University of York: York academics to lead pioneering blood cancer research

Academics from the University of York will use a share of £22m from the Medical Research Council (MRC) to improve our understanding of blood cancer.

Led by Dr. David Kent, Dr. James Hewitson and Dr. Jillian Barlow from the Department of Biology, the researchers at York will form one of seven clusters across the UK in the MRC National Mouse Genetics Network, in collaboration with researchers from the universities of Edinburgh, Oxford, Cambridge and Imperial College London.


The team will integrate research on mouse genetics with clinical findings to accelerate our understanding of blood cancer in order to make real improvements for patients.

Blood cancer is the most common form of childhood cancer and the fifth most common cancer across the population in the UK. The disease occurs when the body’s finely-tuned process of blood cell production goes awry, and more than 40,000 people are diagnosed with cancers such as Leukaemia and Lymphoma every year.

New tools

Dr David Kent said: “Our cluster will address the urgent need to develop new tools to dissect the cellular and molecular mechanisms underpinning normal, malignant, and stressed blood cell production. By gaining fundamental insights into the processes behind blood cancer, we aim to provide the building blocks for new interventions and treatments that will benefit patients.

“Our work with our cluster partners in Oxford, Edinburgh, Cambridge and London will bring together some of the UKs best researchers in haematology and immunology to tackle big questions that require a larger-scale network approach.”


The MRC National Mouse Genetics Network will capitalise on the UK’s international excellence in the biomedical sciences. The Mary Lyon Centre at MRC Harwell will act as the central hub of the Network, sharing access to specialist facilities, resources, data, and training with all other Network members.

The six other cluster themes are: Cancer, Congenital Diseases, Degron Tagging, Microbiome, Mitochondria and Modalities for Understanding, Recording and Integrating Data Across Early Life.

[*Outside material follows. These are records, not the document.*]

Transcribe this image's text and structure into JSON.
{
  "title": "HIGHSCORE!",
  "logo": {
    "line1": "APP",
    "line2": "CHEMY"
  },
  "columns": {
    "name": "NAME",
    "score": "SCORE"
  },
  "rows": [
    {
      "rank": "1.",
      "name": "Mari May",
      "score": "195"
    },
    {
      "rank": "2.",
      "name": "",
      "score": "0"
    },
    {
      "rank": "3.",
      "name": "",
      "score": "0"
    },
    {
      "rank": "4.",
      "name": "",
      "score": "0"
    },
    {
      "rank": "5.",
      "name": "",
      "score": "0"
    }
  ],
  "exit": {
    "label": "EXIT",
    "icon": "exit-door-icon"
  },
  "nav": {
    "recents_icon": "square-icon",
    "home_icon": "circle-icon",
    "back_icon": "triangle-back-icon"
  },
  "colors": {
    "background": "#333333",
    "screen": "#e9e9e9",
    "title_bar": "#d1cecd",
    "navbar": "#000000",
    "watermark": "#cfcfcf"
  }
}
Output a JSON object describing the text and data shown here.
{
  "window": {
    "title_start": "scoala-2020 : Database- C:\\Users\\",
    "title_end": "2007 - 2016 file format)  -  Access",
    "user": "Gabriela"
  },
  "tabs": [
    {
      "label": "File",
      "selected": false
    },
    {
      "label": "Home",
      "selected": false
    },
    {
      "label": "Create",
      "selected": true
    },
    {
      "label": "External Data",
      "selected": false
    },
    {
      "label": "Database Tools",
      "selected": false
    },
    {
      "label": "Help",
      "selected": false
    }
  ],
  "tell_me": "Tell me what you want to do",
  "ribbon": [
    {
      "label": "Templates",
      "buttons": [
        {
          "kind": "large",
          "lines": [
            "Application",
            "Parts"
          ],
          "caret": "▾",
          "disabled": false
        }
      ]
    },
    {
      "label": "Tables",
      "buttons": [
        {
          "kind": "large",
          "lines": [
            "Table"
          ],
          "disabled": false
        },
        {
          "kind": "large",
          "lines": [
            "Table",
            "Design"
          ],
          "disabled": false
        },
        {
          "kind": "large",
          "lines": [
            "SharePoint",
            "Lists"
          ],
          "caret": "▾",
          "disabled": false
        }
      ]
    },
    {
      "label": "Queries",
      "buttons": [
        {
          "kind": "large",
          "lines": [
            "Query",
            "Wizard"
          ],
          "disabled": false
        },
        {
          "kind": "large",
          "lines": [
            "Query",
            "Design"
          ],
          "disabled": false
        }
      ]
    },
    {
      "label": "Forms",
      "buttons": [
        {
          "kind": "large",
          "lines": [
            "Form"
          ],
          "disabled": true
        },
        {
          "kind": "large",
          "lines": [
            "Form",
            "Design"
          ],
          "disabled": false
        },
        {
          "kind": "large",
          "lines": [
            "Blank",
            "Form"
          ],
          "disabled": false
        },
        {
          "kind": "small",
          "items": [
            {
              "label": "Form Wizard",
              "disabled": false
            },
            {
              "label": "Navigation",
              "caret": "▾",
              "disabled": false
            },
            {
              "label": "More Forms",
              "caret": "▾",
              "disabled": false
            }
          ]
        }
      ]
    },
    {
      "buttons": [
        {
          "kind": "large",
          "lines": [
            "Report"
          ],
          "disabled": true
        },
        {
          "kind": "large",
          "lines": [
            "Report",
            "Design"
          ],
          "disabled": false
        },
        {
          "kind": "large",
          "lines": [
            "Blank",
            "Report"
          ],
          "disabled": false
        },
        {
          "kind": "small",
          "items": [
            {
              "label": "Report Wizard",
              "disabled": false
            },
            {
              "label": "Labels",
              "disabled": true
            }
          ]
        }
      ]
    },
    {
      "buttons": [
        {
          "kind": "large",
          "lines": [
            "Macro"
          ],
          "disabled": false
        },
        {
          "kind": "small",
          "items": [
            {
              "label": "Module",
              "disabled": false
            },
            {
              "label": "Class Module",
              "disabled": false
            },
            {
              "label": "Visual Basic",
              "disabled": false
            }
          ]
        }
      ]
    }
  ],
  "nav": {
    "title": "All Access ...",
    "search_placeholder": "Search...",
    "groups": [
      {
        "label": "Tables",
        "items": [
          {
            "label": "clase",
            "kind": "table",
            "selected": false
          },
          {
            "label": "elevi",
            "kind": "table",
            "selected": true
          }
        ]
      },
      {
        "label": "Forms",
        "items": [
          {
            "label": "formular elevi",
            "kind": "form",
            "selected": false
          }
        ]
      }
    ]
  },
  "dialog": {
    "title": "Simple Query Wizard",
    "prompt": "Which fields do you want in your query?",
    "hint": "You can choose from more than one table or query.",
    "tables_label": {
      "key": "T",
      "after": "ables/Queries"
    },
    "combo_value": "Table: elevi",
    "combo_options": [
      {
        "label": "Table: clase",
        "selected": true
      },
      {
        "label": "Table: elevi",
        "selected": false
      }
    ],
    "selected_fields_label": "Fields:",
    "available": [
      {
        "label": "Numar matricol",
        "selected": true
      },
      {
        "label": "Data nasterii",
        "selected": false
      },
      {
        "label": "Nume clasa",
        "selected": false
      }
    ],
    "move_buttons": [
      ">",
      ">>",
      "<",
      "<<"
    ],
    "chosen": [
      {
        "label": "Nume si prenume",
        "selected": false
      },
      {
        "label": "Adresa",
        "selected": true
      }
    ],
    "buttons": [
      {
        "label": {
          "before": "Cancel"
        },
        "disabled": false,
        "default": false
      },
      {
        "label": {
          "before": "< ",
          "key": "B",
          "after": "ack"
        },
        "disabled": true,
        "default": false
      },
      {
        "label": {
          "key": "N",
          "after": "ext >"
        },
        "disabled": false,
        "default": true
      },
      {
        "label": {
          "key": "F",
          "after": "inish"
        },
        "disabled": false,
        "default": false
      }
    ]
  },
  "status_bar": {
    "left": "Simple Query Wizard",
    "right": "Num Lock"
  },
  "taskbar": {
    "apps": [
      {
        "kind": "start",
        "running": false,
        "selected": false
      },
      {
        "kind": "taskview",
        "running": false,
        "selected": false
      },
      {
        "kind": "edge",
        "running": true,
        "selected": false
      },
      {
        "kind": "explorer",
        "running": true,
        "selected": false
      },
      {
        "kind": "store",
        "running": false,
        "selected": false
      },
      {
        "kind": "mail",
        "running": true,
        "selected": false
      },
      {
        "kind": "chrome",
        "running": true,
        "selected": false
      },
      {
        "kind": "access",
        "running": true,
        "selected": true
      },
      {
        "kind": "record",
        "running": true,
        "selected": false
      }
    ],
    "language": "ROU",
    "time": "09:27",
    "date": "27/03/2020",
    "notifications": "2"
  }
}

Professor Matthias Ruth, Pro-Vice-Chancellor for Research at the University of York, said: “We are delighted that the MRC has selected the University of York to lead one of the seven research themes across the country. This is testament to our global reputation for excellent research and our ability to draw researchers together across skills and disciplines to drive fundamental breakthroughs in biomedical and clinical sciences.

“New interventions to improve health and wellbeing begin with understanding the fundamental underpinnings of health and disease and this vital research will provide crucial new insights into how blood cancers such as leukaemia progress.”